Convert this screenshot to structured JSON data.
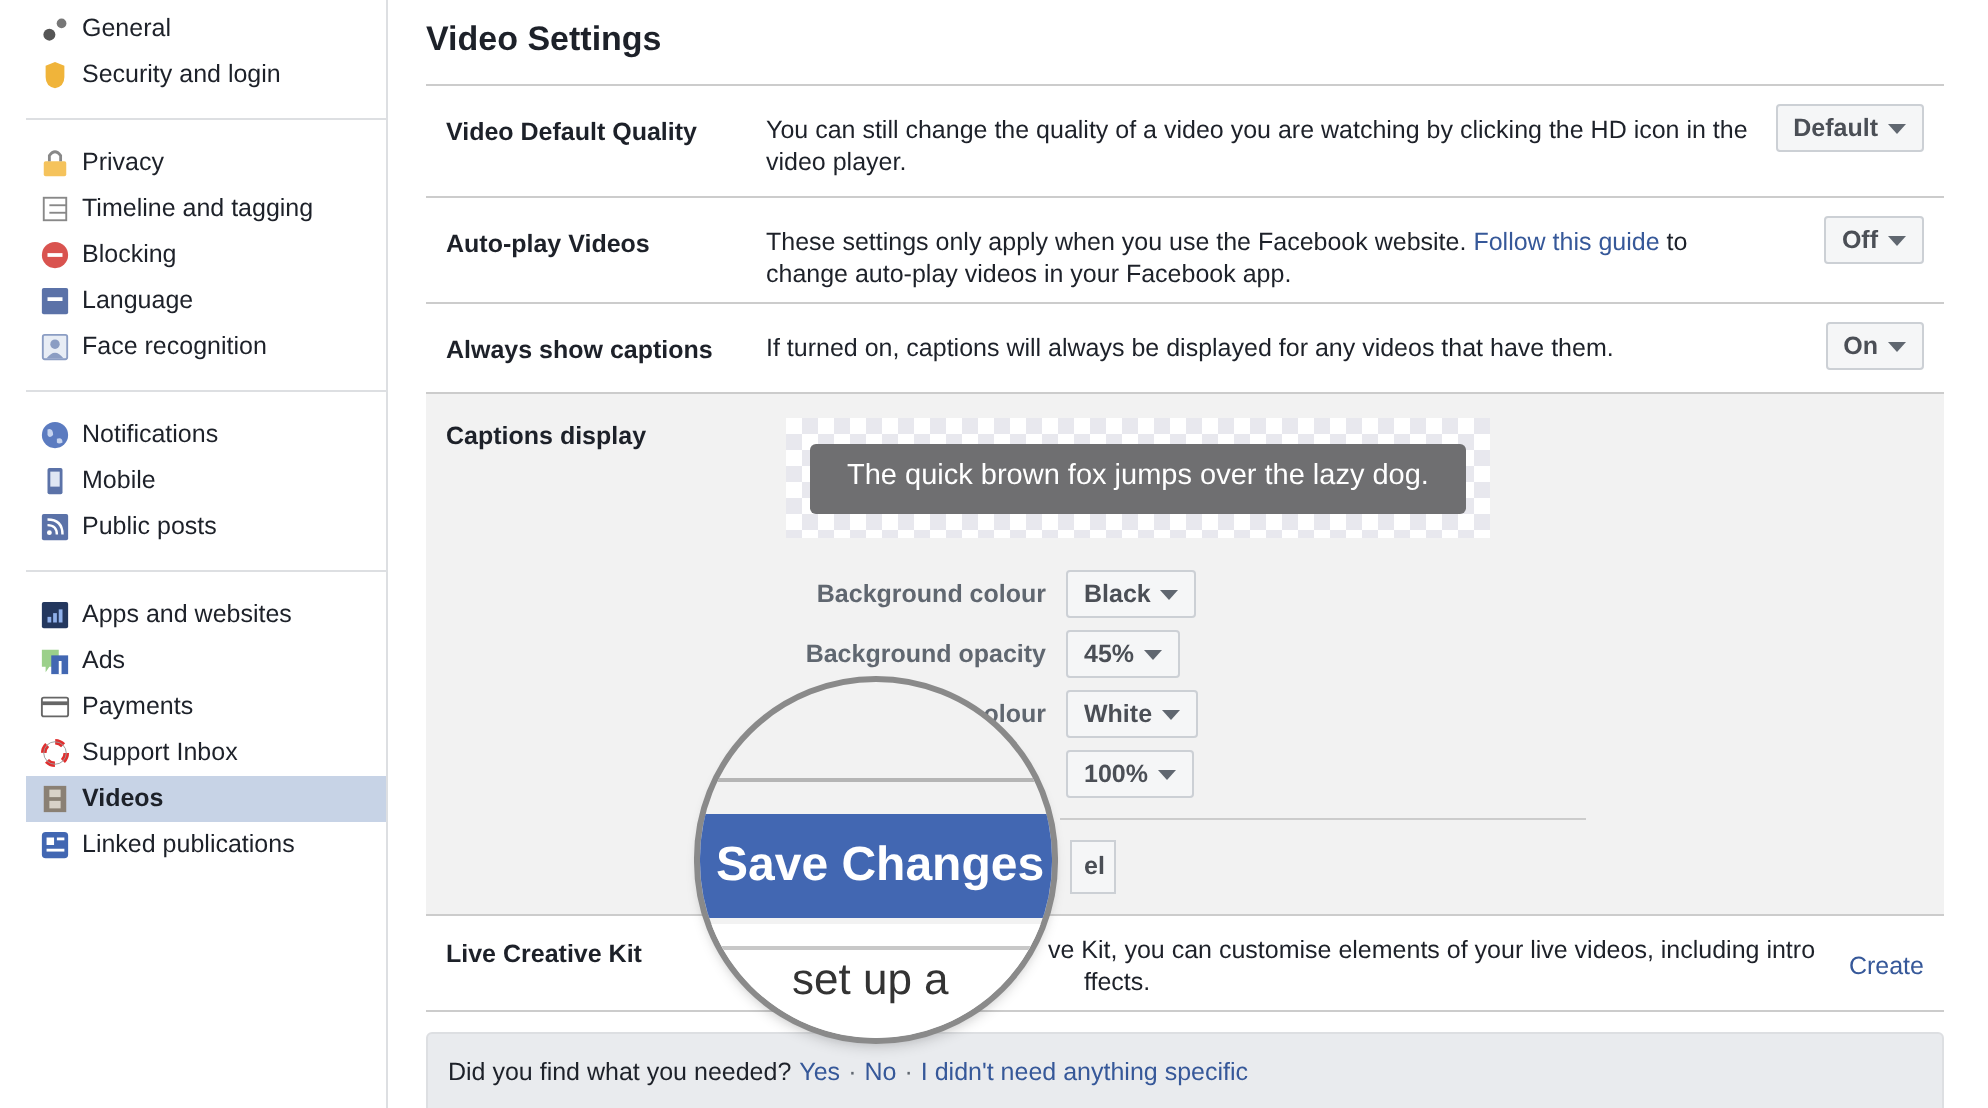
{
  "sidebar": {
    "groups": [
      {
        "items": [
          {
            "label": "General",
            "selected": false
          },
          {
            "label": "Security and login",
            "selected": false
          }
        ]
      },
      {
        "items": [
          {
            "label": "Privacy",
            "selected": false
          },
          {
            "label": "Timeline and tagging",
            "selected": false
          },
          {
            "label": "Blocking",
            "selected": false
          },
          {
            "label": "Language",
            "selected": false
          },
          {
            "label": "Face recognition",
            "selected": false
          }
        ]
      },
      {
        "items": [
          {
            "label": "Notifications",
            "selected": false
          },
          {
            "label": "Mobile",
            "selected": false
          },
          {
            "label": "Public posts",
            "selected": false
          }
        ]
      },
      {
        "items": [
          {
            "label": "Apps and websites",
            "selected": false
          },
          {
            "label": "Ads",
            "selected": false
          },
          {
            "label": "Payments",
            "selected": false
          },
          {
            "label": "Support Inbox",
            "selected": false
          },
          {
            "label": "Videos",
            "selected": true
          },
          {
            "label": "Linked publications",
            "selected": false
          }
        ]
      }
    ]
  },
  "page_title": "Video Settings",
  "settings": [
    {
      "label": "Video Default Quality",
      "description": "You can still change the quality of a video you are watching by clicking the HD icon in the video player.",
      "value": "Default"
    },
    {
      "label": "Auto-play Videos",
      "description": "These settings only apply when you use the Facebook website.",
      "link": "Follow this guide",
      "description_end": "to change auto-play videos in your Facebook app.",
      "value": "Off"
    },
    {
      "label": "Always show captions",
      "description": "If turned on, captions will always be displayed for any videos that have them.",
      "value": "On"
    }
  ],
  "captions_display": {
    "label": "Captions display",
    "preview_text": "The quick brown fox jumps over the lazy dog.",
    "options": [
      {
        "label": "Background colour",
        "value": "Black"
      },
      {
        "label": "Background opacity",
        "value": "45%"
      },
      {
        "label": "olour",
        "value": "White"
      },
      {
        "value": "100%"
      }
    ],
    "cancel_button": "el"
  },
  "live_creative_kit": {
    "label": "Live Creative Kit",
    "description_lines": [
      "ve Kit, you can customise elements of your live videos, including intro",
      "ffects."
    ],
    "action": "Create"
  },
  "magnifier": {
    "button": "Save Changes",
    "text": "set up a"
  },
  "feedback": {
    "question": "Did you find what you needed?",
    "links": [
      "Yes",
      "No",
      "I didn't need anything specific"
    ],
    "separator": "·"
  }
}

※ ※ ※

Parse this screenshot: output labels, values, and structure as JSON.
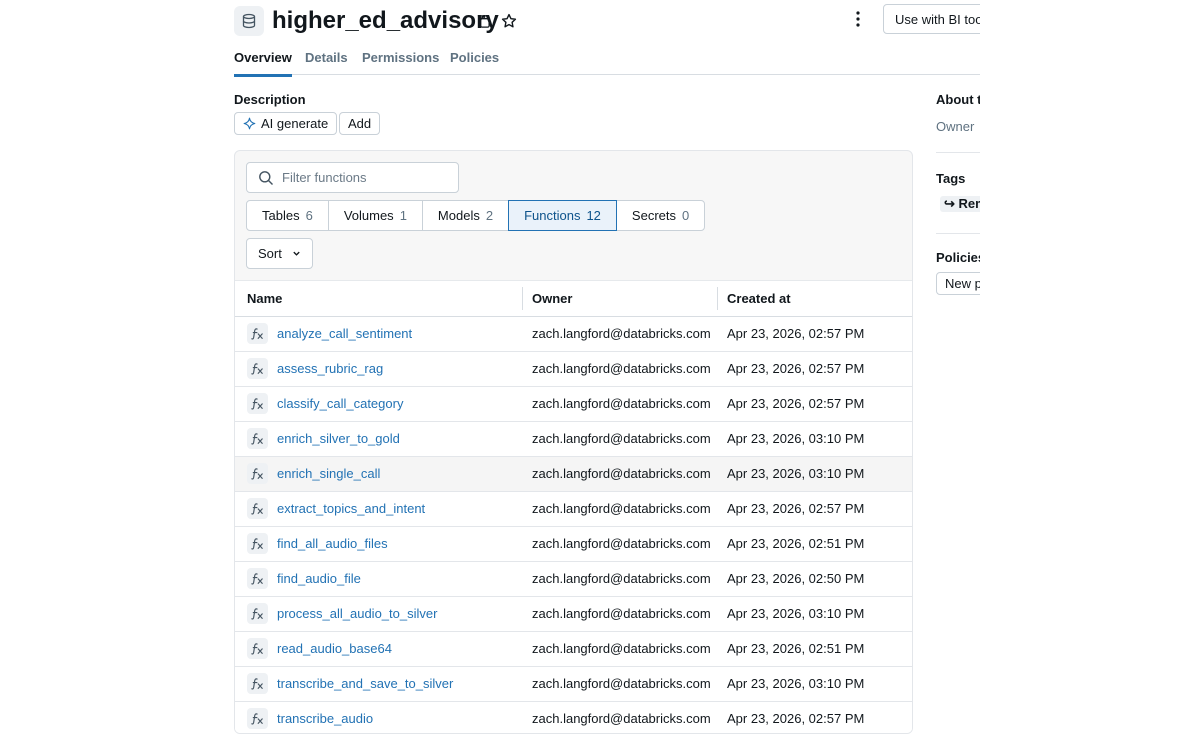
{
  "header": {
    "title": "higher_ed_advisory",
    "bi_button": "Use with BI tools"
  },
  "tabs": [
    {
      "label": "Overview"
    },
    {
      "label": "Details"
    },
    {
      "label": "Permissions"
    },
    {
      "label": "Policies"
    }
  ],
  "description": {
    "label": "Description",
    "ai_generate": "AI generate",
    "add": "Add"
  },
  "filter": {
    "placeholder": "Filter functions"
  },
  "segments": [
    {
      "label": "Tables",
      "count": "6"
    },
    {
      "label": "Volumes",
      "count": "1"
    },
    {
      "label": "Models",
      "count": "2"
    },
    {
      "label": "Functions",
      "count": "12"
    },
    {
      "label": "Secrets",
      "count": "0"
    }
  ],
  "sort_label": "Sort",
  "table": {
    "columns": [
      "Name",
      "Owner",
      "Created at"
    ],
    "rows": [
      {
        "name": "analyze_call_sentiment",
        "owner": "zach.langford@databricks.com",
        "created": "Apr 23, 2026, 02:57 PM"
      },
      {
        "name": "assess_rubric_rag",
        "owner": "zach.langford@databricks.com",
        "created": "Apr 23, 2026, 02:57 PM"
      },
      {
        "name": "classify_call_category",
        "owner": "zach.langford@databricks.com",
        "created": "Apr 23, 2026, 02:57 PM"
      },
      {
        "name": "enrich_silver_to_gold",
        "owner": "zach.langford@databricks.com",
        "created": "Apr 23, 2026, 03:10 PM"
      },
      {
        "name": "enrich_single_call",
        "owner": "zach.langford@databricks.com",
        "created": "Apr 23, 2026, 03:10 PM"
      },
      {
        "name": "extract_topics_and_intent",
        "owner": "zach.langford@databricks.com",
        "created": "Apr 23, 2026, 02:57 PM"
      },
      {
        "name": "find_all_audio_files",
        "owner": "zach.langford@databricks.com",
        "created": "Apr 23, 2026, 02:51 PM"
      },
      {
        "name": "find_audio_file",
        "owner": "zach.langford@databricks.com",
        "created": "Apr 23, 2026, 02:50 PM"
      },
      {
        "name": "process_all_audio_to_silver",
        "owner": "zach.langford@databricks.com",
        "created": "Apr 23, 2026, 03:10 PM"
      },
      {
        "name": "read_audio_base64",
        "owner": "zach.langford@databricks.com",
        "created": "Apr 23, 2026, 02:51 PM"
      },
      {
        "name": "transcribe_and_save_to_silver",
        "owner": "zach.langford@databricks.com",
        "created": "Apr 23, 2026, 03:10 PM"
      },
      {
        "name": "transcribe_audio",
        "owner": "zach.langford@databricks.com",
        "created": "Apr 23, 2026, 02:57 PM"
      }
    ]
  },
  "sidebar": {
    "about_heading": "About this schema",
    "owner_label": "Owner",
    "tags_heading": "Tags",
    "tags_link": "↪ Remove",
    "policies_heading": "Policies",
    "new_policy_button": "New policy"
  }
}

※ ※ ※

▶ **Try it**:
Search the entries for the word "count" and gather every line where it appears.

▶ **Answer to this problem**:
      "count": "6"
      "count": "1"
      "count": "2"
      "count": "12"
      "count": "0"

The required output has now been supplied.